Mystery novels are fun and easy to read, but usually devoid of any depth or meaning. Happily, Death of a Red Heroine by Qiu Xiaolong has much depth, yet still retains the quick reading style common to most mystery novels.
Chief Inspector Chen Ciao heads the special crimes unit, which is charged with handling "political" crimes. These are crimes that might reflect badly on the Communist Party of China. Corruption. Baby stealing. That sort of thing. Normal crimes normally don't land on the desks of this unit. But on one night, the discovery of a body in a canal lands in the unit. Normally, the case would be handed off shortly. But an old Communist Party Cadre, Commissar Zhang, feels the crime has political ramifications, and so it stays.
But Chen Ciao is not just a policeman, he is also a published poet and translator.
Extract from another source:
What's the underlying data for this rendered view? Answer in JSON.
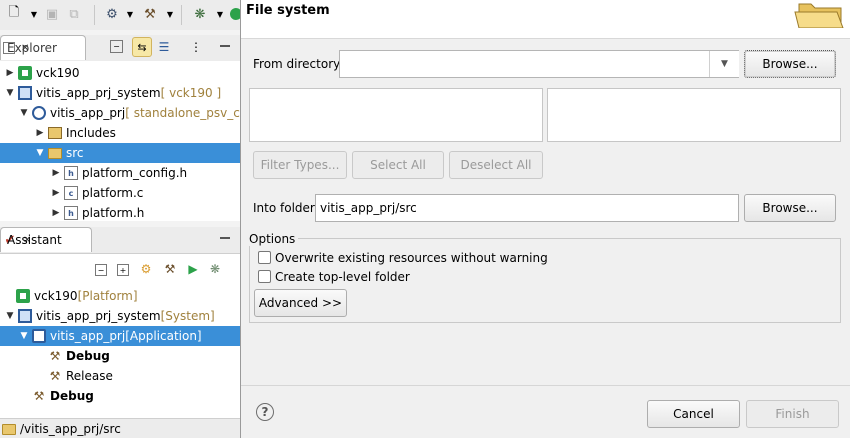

He has been placed into the police bureau because it is a useful job. He struggles with his purpose. He enjoyed the academic life, but feels drawn to doing the job of a policeman well. One of the pleasures of the book are the literary sidetracks that the Inspector delves into.
Eventually, the body is discovered to be that of a national model worker. This is a person who is set up by the Communist Party to be a role model in a relatively ordinary job. Her job is to live up to the ideals of the Communist Party, and to do so publicly. In addition to her duties as the manager of a department at a large store, she spends much time at various conferences throughout China, representing the perfect Chinese Party worker.
Initially, she is believed to have been so devoted that she never partook of normal rituals of life such as finding a husband. However, the police soon learn that she had been the mistress of Wu Xiaoming, the son of a prominent (but old and dying) Party cadre, and a rising star himself. It becomes apparent to the inspectors that Wu has committed the crime. But how do they prove this under China's Party policies and with Wu's family influence fighting them every step of the way?
When I picked up the book, I wasn't really sure how a mystery novel set in China would read. In addition to the normal police procedural, the book is a vivid portrayal of life in Communist China shortly after Tian An Men. If the book is even a remotely accurate picture of the country, I have learned much. Everything from who gets to drive cars, to what happened to young intellectuals during the Cultural Revolution, to what brings one into disfavor with the Party in the early 90s.
Check out the book. It's the best mystery novel I have read in a long time. And apparently others agreed as well. It was nominated for an Edgar award for Best First Novel last year.